Rarely does a tweet not involving a Kardashian or a cat stir up such a swell of excitement. On Monday, physicist Lawrence Krauss tweeted that scientists may have discovered gravitational waves, phenomena first predicted by Albert Einstein more than 100 years ago but never observed, Gizmodo reports. "If true … it would probably be a shoo-in for this year’s Nobel Prize in Physics," the blog states. According to Discovery, gravitational waves—ripples in space-time—are believed to be created by things like black holes, supernovas, and "galactic mergers." The Washington Post reports their discovery could help scientists study black holes and other cosmic curiosities. "We would have a new window on the universe,” Krauss tells the Guardian. “Gravitational waves are generated in the most exotic, strange locations in nature."
But let's not get ahead of ourselves. Gizmodo reports the official word out of LIGO—the Laser Interferometer Gravitational Wave Observatory—is that it's still analyzing data and has nothing to report at this time. And Krauss tells the Guardian he's only 60% positive the rumors are true. He tells the Post he only tweeted about the possible discovery because he's heard other physicists discussing it. But scientists say it could be dangerous to post those kinds of things before findings have been peer-reviewed and confirmed. If what's reported turns out to be false, the public trust in science and scientists could be damaged.
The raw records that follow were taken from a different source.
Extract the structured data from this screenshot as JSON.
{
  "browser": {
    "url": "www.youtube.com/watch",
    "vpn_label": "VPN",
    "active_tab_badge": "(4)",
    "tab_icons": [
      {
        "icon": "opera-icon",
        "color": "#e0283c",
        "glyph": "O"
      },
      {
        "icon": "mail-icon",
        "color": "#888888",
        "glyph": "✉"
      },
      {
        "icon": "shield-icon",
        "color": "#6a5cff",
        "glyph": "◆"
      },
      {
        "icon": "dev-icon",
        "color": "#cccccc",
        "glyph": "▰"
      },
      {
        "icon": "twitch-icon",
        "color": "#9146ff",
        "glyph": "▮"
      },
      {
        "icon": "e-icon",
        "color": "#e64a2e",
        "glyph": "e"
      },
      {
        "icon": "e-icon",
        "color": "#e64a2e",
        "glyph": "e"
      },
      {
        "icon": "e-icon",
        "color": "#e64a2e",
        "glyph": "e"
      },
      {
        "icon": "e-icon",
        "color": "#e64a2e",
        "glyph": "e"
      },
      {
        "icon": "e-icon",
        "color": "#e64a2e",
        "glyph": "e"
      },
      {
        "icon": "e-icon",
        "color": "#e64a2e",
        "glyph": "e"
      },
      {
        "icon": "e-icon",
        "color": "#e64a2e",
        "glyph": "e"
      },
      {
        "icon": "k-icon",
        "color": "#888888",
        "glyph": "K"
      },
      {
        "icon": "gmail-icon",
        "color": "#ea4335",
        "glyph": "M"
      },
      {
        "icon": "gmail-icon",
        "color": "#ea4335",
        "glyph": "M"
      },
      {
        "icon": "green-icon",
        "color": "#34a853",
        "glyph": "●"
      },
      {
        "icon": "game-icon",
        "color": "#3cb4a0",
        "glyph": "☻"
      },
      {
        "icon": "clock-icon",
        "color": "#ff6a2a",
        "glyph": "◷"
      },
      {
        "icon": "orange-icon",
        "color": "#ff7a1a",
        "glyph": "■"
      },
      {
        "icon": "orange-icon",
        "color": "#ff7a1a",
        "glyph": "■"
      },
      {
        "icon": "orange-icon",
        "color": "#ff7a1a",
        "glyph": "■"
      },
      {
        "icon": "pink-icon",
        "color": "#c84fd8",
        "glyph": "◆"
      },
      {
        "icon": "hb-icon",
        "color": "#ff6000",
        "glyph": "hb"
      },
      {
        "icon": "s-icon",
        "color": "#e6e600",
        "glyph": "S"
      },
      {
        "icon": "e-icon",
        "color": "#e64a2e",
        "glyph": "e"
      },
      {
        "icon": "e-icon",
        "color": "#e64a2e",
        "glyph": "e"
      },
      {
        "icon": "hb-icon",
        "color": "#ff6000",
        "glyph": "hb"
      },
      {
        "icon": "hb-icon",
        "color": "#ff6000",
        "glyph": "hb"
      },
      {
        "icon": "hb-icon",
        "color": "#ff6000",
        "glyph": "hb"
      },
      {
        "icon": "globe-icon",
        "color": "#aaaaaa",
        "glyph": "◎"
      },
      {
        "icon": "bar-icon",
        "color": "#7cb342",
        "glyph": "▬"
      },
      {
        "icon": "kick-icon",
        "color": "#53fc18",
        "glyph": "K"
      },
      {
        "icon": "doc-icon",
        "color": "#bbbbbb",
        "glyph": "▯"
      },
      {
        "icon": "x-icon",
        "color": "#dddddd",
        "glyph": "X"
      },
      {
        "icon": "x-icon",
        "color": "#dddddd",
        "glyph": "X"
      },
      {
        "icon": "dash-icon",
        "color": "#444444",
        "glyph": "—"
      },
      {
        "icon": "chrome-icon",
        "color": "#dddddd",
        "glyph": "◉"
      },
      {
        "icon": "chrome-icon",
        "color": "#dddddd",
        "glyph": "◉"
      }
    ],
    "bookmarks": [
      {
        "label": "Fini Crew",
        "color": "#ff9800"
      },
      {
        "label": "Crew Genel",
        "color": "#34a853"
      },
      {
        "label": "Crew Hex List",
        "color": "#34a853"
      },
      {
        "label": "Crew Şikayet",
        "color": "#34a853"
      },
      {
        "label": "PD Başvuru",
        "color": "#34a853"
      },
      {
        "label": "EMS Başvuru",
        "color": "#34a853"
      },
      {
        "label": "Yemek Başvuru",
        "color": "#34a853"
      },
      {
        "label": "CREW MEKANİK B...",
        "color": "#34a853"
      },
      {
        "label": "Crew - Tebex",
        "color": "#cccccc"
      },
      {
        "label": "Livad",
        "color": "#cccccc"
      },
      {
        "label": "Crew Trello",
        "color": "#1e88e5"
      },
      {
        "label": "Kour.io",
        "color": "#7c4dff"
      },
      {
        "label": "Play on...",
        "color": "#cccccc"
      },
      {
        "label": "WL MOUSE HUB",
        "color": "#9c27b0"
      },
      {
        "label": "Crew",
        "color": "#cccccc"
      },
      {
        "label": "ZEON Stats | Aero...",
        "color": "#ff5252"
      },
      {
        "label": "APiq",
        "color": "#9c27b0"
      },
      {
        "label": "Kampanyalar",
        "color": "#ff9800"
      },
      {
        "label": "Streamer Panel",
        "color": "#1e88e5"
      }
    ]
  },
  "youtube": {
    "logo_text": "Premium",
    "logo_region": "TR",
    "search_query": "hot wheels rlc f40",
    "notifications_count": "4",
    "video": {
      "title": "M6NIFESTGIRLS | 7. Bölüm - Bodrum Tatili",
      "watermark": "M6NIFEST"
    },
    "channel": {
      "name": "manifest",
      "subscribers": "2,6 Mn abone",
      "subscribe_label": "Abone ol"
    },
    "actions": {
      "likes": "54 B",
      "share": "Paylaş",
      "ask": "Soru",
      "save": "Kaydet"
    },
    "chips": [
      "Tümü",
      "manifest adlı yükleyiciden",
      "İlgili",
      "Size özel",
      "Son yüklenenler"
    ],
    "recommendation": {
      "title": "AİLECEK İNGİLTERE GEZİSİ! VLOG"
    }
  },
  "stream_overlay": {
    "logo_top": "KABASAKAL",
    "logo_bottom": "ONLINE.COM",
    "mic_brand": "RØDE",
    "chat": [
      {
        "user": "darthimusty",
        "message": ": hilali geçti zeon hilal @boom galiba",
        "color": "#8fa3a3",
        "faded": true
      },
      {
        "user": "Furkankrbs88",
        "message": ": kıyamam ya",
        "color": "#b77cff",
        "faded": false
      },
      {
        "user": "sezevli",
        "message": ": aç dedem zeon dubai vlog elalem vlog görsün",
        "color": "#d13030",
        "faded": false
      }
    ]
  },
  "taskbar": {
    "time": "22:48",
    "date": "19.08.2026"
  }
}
But, as Gizmodo notes, "If confirmed, this would be one of the most significant physics discoveries of the last century." (Another discovery, finally confirmed, grabbed headlines earlier this month.)